There certainly aren’t many artists, directors, writers, or creators who have developed such a personal aesthetic that they’re superficially recognized. The moment you turn on a screen or open a book, you know whose work you’re observing instantly. In particular, not many filmmakers have their name attributed to a widely-used adjective. I’ve certainly used Kubrick-ian from time to time, but perhaps the only living director with whose name also denotes a particular style is David Lynch.
An anomaly in many senses of the word, Lynch has a decades-spanning career working in many mediums — short films, features, music, fine art, sculpture — and in each of those categories his work is undeniably, well, Lynchian. Just last year I was fortunate enough to see Lynch interviewed live at the Brooklyn Academy of Music and as a subject, he speaks and narrates like no other human being.
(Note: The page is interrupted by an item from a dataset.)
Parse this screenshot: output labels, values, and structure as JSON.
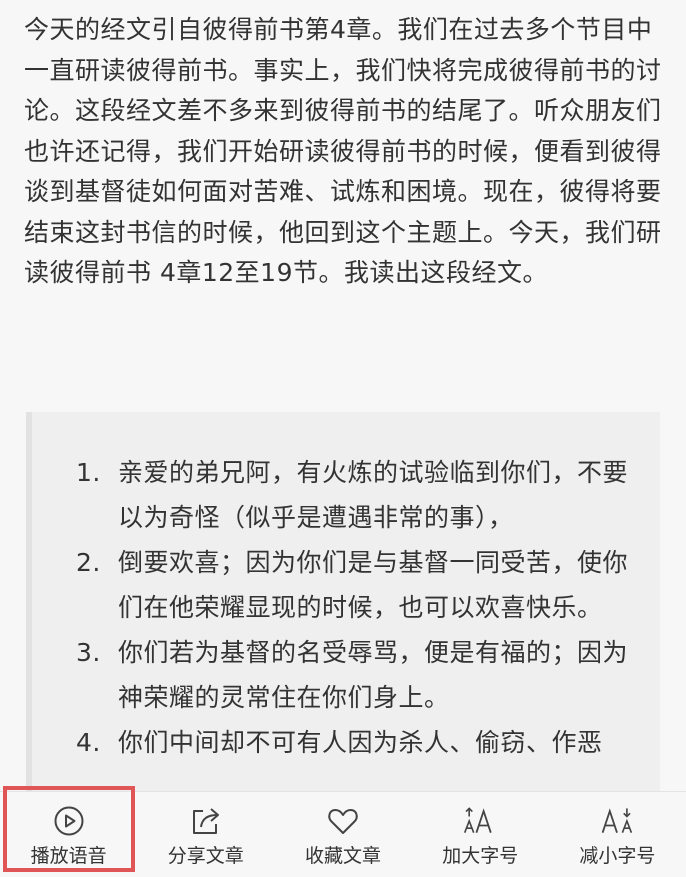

His answers to questions and adoration of Edward Hopper and industrial places in Pennsylvania are sublime; they explain a bit about his inspiration, but leave enough to have you wanting more.
In a new video from Fandor based on Dennis Lim’s book “David Lynch: The Man From Another Place,” Kevin B. Lee dives into producing a better definition for “Lynchian” by compiling clips from his ten features, various short films, and television series.
Infamous and exemplary artists like David Foster Wallace (in an interview with Charlie Rose) and Bruce Springsteen use the word Lynchian, and Wallace in particular explains how it’s the perfect balance of “macabre and mundane.”
Next time you happen to pass by a television, if there’s a two-lane highway, perfectly-reddened lips, a spotlight gleaming onto red curtains, or a disturbing, stark radiator sound, you’ll know who the auteur is behind it. Watch below.